- [Your instructions] Please return all of the records verbatim, with the pictures omitted.

- [Data for processing]

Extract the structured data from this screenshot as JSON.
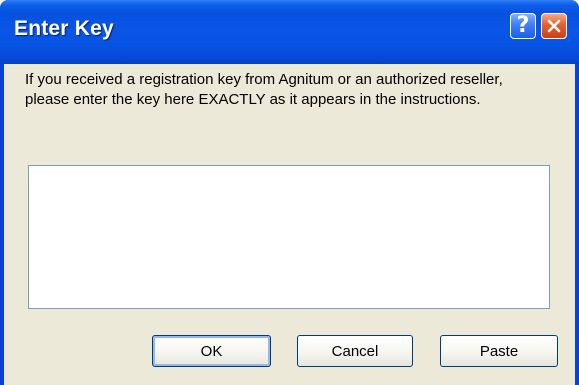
{
  "window": {
    "title": "Enter Key",
    "help_glyph": "?",
    "close_icon": "close-x-icon",
    "help_icon": "help-question-icon"
  },
  "dialog": {
    "message": "If you received a registration key from Agnitum or an authorized reseller, please enter the key here EXACTLY as it appears in the instructions.",
    "key_value": "",
    "buttons": {
      "ok": "OK",
      "cancel": "Cancel",
      "paste": "Paste"
    }
  },
  "colors": {
    "titlebar": "#0751e0",
    "client_background": "#ece9d8",
    "close_button": "#e4602f"
  }
}
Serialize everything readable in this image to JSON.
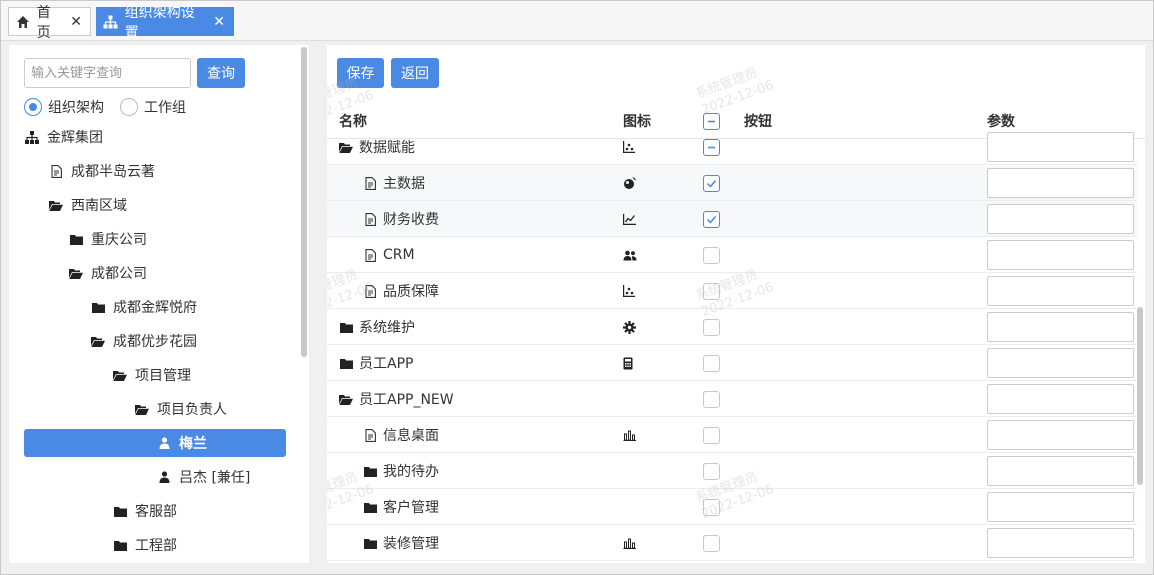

- [Finished exercise]
Extract the structured data from this screenshot as JSON.
{
  "window": {
    "title": "Enter Key",
    "help_glyph": "?",
    "close_icon": "close-x-icon",
    "help_icon": "help-question-icon"
  },
  "dialog": {
    "message": "If you received a registration key from Agnitum or an authorized reseller, please enter the key here EXACTLY as it appears in the instructions.",
    "key_value": "",
    "buttons": {
      "ok": "OK",
      "cancel": "Cancel",
      "paste": "Paste"
    }
  },
  "colors": {
    "titlebar": "#0751e0",
    "client_background": "#ece9d8",
    "close_button": "#e4602f"
  }
}
Serialize everything readable in this image to JSON.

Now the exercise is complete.